It’s now December, and as each year ends, I always look back on the challenges and achievements of the past 12 months. Here’s my sense of 2015.
ICD-10 — Billions were spent, countless other projects were delayed, and the transition occurred on October 1 without a major incident. We’re monitoring daily cash at all our hospitals and there has not been significant impact on denials, payments, or discharged but not final billed accounts. Did we get our money’s worth? I have argued and will continue to assert that ICD-10 benefited no one. The diagnoses used are more variable so there is less precision in their use. Clinical documentation (in general in the industry) does not have the specificity needed to justify the more granular ICD-10 codes. The notion that quality measures can now be computed more accurately from ICD-10 coded administrative data is just not true. The right path is to plan for a future in which fee for service is replaced by bundled payments so that ICD vocabularies do not need to be used at all for billing. Natural language processing will be able to turn unstructured text into SNOMED-CT coded observations to support analytics. I know that ICD-9 is obsolete and did not include many modern concepts.
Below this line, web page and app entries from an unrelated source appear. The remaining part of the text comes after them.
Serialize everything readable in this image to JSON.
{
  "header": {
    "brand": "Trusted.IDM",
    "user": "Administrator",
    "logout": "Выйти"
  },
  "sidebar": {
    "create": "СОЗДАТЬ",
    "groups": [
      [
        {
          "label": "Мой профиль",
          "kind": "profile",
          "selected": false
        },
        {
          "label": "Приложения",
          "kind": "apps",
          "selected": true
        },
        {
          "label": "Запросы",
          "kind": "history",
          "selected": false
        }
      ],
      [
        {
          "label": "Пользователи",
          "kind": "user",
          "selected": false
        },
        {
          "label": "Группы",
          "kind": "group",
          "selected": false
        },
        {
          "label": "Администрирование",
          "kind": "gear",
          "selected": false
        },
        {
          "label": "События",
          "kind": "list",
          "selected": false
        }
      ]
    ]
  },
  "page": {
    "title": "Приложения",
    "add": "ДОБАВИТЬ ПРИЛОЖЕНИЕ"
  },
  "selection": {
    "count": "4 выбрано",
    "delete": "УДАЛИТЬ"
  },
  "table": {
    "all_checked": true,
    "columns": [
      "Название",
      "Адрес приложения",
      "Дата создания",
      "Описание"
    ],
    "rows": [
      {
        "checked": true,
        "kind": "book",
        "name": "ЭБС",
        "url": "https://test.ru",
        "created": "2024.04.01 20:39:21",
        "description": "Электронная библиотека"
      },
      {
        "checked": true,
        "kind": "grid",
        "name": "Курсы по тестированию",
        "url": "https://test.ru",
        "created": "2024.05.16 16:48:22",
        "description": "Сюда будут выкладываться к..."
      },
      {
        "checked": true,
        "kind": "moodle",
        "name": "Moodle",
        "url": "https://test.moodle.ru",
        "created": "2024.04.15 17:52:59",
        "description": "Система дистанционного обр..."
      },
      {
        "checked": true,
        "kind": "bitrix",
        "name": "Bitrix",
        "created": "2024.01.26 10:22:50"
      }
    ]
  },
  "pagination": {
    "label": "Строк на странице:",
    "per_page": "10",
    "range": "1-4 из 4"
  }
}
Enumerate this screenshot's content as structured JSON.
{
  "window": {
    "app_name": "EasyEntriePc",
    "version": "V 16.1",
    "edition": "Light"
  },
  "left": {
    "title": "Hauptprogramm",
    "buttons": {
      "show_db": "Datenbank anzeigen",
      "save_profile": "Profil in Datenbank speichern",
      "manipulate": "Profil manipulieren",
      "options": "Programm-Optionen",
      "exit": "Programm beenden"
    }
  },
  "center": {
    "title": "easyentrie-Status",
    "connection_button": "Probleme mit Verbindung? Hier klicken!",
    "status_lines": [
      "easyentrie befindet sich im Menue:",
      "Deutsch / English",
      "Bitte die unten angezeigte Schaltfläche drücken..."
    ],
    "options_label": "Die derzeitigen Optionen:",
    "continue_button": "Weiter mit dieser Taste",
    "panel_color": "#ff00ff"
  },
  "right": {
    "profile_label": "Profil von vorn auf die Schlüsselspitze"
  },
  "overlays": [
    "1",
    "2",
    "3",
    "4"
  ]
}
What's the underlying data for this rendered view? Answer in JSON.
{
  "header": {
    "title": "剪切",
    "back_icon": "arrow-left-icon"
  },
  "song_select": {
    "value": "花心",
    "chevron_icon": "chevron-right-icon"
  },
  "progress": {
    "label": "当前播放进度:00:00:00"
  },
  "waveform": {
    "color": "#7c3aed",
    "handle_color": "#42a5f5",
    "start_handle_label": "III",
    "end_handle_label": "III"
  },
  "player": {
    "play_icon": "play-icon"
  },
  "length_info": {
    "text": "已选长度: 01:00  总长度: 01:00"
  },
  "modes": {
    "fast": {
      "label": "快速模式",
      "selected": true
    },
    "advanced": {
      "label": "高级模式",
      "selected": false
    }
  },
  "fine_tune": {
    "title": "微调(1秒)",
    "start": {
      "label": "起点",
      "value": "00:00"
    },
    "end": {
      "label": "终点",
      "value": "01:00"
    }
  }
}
However, we should have saved our billions and waited until natural language processing and SNOMED-CT was ready (or a convergence of SNOMED-CT and ICD ideas such as will be implemented in ICD-11). The end result of years of work 2012-2015 is that many IT stakeholders think IT was distracted by projects that added little value. The good news is that now that ICD-10 has passed, we can return control of IT priority setting to customers.
Meaningful Use — Stage 2 was revised and Stage 3 was finalized with a comment period. We can only hope that the comment period convinces CMS and Congress to shift the Meaningful Use program into a merit-based payment incentive program, acknowledging that Meaningful Use has achieved its goals. Just as with ICD-10, we need to turn the IT agenda back to customers — patients and providers — who want improved quality, safety and efficiency. As we’ve seen with Stage 2, it is too early to propose a Stage 3, because we do not really know what has worked in Stage 2. I have advocated for moving to an outcomes approach. If you want to give Apple Watches to all of your 80 year-olds to monitor their exercise patterns and support a patient-based medication administration application on the watch, go for it. If you want to hire high school students with clip boards to visit elderly patients and do home checks, go for it. The outcome might be better health and fewer hospitalizations. The tactics should be up to patient-centered medical homes and ACOs, not regulation writers. My secret hope is that CMS decides to remove the penalty phase of Meaningful Use, enabling every EHR vendor to ask their customers — should we spend the next 3 years implementing the Certification rule (which is voluntary), or just ignore the entire Meaningful Use program and innovate to accommodate the needs of alternative payment models? My guess is that the majority of hospitals and professionals would tell vendors to abandon the certification effort and focus on value added enhancements. At that point, the Meaningful Use program could be considered a success and be moved into a historical status — still on the books, but not pursued by most.
HIPAA Omnibus Rule — In 2015, we were told to share more data with more people for more purposes, but to never allow a single byte to go astray — an impossible task. OCR stepped up HIPAA Audits and enforcement at a time when threats from cyber-terrorists, organized crime, and hackivists peaked. Rather than focus on all the vulnerabilities and the mistakes made as documented on the wall of shame, I’m hoping that as a country we can focus on the positive — working together as a society to identify the real threats and collectively take action to mitigate risk through policy, education and technology. We need to stop creating a climate of adversity among regulators, providers and IT departments. Later this week, I’m meeting with National Security leaders from the Department of Justice. I can only hope they will propose a collaborative, positive approach.
Affordable Care Act — 2015 was a year for big data analytics. BIDMC’s ACO was the number 1 ACO in New England and number 3 nationally, in part because of our ability to aggregate a common data set of clinical and financial data from 26 EHRs (all our loosely affiliated clinicians). We used this data for care management, quality analytics, and benchmarking. We saved Medicare $50 million in 2015 alone. It’s clear that turning data into wisdom through the use of novel visualizations, alerts, and reminders works. Meaningful Use did not tell us to do this. The Affordable Care Act told us to achieve an outcome, and innovation happened because incentives were aligned to motivate us.
Cloud — 2015 was the year in which the cloud became a viable option for just about every application in healthcare. Amazon and Google both agreed to sign business associate agreements. Many companies offering cloud-hosted services agreed to indemnification clauses for privacy breach. At this point, the cloud can be more reliable, more secure, and more agile than local hosting. Pilots for BIDMC include moving our development/test environments and disaster recovery to Amazon. Production systems are likely to follow.
There you have it. 2015 has come and gone, with major federal programs winding down and control being returned to the private sector. I’m incredibly optimistic about 2016. As I’ll write about soon, our agenda is filled with new ideas and it feels as if the weights around our ankles (ICD-10, MU) are finally coming off.